Those channels can be integrated through AT&T’s network connection, and many contacts can be identified as one order. And with streamlined processes, the data that surrounds those orders becomes easier to analyze.

Real-Time Data Analysis Empowers Retailers to Plan Ahead

Consumer data can help a retailer understand everything from market penetration to what services they can provide to surprise and delight their customers. A retailer can also leverage the vast mobile network AT&T has to glean insights even beyond its own store.

“Analytics are everywhere, and privacy is a huge concern, so we have found a way to aggregate anonymous mobile subscriber data to learn about communities of people, demographics, in-store patterns and out-of-store patterns, and provide a consumer perspective,” said Michael.

Researchers predict that by 2025, IoT connections will be more than four times what they were in 2015. With all of these connected devices comes data that can help a retailer see more of what is happening around them. That is, if their network can handle it all.

Graphic of IoT traffic predictions

Traffic from IoT connections is set to explode in the next decade, and retailers need a network that can handle the data.

Adding those new layers of data can allow retailers to see out to the periphery of their business, and AT&T can help businesses make analytical links they may have never made using their own or other analytics.

“One retailer we worked with found that a large majority of their target market was having a coffee immediately before or after shopping in the store,” Michael said. “So, they put a popular coffee kiosk inside their store, which increased dwell time and their conversion rate.”

AT&T Creates Solutions for Any Size Business — Startup to Enterprise

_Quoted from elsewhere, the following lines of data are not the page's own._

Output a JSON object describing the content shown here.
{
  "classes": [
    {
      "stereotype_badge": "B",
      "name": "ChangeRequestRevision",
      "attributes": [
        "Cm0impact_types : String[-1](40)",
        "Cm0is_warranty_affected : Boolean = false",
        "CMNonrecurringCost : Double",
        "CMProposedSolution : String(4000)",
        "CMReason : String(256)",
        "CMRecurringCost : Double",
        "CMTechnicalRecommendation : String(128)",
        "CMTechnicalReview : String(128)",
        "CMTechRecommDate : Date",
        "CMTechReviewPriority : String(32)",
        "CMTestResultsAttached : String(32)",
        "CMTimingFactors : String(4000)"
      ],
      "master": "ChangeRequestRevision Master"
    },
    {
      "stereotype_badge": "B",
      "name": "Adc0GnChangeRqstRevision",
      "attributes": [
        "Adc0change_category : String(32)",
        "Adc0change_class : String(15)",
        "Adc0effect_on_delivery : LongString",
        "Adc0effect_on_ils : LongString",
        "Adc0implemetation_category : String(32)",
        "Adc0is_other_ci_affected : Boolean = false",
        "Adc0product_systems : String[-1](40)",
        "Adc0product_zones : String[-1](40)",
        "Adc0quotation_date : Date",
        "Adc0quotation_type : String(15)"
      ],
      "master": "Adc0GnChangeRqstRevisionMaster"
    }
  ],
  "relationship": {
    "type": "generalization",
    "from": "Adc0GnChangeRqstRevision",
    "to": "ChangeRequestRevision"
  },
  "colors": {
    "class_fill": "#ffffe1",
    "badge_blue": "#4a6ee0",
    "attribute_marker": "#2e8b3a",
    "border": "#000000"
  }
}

AT&T has come a long way since a big part of its business model dealt with sending telegraphs, but it has always evolved to make communication easier.

And the company continues to introduce ideas that are as innovative as they are necessary, like AirGig, which uses power lines we see every day to guide data signals. The signals actually travel around the power lines, not through them, allowing for the potential of multi-gigabit internet speeds.

The networks and technologies AT&T is innovating can help businesses from startups to Tier 1 retailers, and they enable scale for businesses sized anywhere in between. The foundational network architecture AT&T helps companies build will help them connect even more devices and assets by incorporating IoT capabilities that will surely be necessities in the future.

“If you look at the future of IoT, there is a connection to your foundational architecture that should be associated with how you design and think about connecting your assets,” Michael said. “You’re solving multiple business problems, and you’re also reducing costs from labor, to operational efficiency, or inventory management. But the network supporting the business and their consumers has to be built to handle it.”

The AT&T network is built to handle just about anything a retailer can connect to it, and the company remains focused on helping usher in advancements for a connected future.